University of Phoenix

January 8, 2004

Emerging Markets in Asia

Over the past decade the world has witnessed rapid long-term economic growth for East Asian countries. These newly developing countries are experiencing growth rates in GDP between 6% and 7%, compared to the 2% to 3% for most industrial economies. If this growth continues, South Korea and Taiwan could take away America's distinction as the world's richest country. This rapid economic growth is a result of several economic and political factors. The current pace of economic growth, expanding trade and communications, and the investment in equipment and education have all played a role in the sudden rise of the East Asian economies.

One primary factor that has spurred the long-term economic growth of South Korea and Taiwan is the pace of economic development. The pace has accelerated over time. As time progresses, countries seem to be able to grow at a much more rapid rate.

South Korea was able to double its real income per head in an amazing 11 years from 1966 to 1977. It would seem that the later a country has developed, the faster it has been able to do so. Another important factor is the degree to which a country is behind the industrial leaders. In the case of the East Asian countries, South Korea and Taiwan, both started out with an extremely low income per head. This lag-time allowed much faster growth when learning from the leaders previous mistakes and successes. Another important issue is to realize that these growth rates should slow as the countries catch up.

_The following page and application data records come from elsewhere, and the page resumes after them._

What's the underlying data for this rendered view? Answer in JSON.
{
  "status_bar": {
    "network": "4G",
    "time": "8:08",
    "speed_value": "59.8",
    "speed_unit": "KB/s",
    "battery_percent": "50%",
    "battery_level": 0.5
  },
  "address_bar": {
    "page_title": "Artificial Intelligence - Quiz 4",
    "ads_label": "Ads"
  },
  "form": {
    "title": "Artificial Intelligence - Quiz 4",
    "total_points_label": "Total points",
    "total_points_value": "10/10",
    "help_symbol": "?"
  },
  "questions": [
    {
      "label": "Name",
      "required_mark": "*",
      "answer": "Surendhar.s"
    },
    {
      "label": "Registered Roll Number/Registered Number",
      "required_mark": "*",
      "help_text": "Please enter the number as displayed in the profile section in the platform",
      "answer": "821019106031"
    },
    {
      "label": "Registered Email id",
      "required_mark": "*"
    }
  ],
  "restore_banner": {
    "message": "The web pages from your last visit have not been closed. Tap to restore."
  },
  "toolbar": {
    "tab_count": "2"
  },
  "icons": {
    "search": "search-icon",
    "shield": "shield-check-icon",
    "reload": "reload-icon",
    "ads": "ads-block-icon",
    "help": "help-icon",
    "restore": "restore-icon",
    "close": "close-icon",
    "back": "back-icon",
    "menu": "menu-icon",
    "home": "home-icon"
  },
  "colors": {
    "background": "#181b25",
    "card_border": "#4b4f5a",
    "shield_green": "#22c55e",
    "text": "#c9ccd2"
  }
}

An area in which East Asia is investing much of its GDP is in capital equipment and education. Compared to the industrial leaders, the East Asian countries have sustained a much...